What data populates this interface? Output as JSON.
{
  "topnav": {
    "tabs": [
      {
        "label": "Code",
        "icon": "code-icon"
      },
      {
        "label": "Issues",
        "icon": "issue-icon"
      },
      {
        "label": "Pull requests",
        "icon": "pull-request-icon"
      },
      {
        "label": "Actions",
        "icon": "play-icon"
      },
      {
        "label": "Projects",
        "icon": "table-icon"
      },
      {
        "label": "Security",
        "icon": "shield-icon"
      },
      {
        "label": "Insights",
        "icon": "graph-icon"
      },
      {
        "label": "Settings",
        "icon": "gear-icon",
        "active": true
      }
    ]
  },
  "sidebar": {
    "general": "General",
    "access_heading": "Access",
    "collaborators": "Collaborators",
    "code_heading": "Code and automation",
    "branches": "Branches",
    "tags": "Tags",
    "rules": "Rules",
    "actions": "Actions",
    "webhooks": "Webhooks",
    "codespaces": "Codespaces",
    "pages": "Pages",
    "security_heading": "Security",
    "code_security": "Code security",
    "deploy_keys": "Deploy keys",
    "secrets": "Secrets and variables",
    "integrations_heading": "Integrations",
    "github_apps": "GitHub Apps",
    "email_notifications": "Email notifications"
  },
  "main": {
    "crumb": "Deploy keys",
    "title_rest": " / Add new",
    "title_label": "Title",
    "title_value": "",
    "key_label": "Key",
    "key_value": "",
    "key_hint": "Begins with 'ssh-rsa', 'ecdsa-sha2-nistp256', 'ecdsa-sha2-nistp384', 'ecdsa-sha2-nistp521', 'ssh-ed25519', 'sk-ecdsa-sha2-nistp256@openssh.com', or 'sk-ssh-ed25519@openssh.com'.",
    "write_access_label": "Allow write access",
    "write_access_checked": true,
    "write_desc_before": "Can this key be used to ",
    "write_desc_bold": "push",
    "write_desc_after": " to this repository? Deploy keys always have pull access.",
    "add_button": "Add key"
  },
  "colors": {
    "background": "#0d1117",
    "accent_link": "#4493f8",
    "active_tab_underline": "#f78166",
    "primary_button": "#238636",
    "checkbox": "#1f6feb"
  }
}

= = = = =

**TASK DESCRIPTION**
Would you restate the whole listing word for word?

**EXERCISE RESPONSE**
What data populates this interface? Output as JSON.
{
  "topnav": {
    "tabs": [
      {
        "label": "Code",
        "icon": "code-icon"
      },
      {
        "label": "Issues",
        "icon": "issue-icon"
      },
      {
        "label": "Pull requests",
        "icon": "pull-request-icon"
      },
      {
        "label": "Actions",
        "icon": "play-icon"
      },
      {
        "label": "Projects",
        "icon": "table-icon"
      },
      {
        "label": "Security",
        "icon": "shield-icon"
      },
      {
        "label": "Insights",
        "icon": "graph-icon"
      },
      {
        "label": "Settings",
        "icon": "gear-icon",
        "active": true
      }
    ]
  },
  "sidebar": {
    "general": "General",
    "access_heading": "Access",
    "collaborators": "Collaborators",
    "code_heading": "Code and automation",
    "branches": "Branches",
    "tags": "Tags",
    "rules": "Rules",
    "actions": "Actions",
    "webhooks": "Webhooks",
    "codespaces": "Codespaces",
    "pages": "Pages",
    "security_heading": "Security",
    "code_security": "Code security",
    "deploy_keys": "Deploy keys",
    "secrets": "Secrets and variables",
    "integrations_heading": "Integrations",
    "github_apps": "GitHub Apps",
    "email_notifications": "Email notifications"
  },
  "main": {
    "crumb": "Deploy keys",
    "title_rest": " / Add new",
    "title_label": "Title",
    "title_value": "",
    "key_label": "Key",
    "key_value": "",
    "key_hint": "Begins with 'ssh-rsa', 'ecdsa-sha2-nistp256', 'ecdsa-sha2-nistp384', 'ecdsa-sha2-nistp521', 'ssh-ed25519', 'sk-ecdsa-sha2-nistp256@openssh.com', or 'sk-ssh-ed25519@openssh.com'.",
    "write_access_label": "Allow write access",
    "write_access_checked": true,
    "write_desc_before": "Can this key be used to ",
    "write_desc_bold": "push",
    "write_desc_after": " to this repository? Deploy keys always have pull access.",
    "add_button": "Add key"
  },
  "colors": {
    "background": "#0d1117",
    "accent_link": "#4493f8",
    "active_tab_underline": "#f78166",
    "primary_button": "#238636",
    "checkbox": "#1f6feb"
  }
}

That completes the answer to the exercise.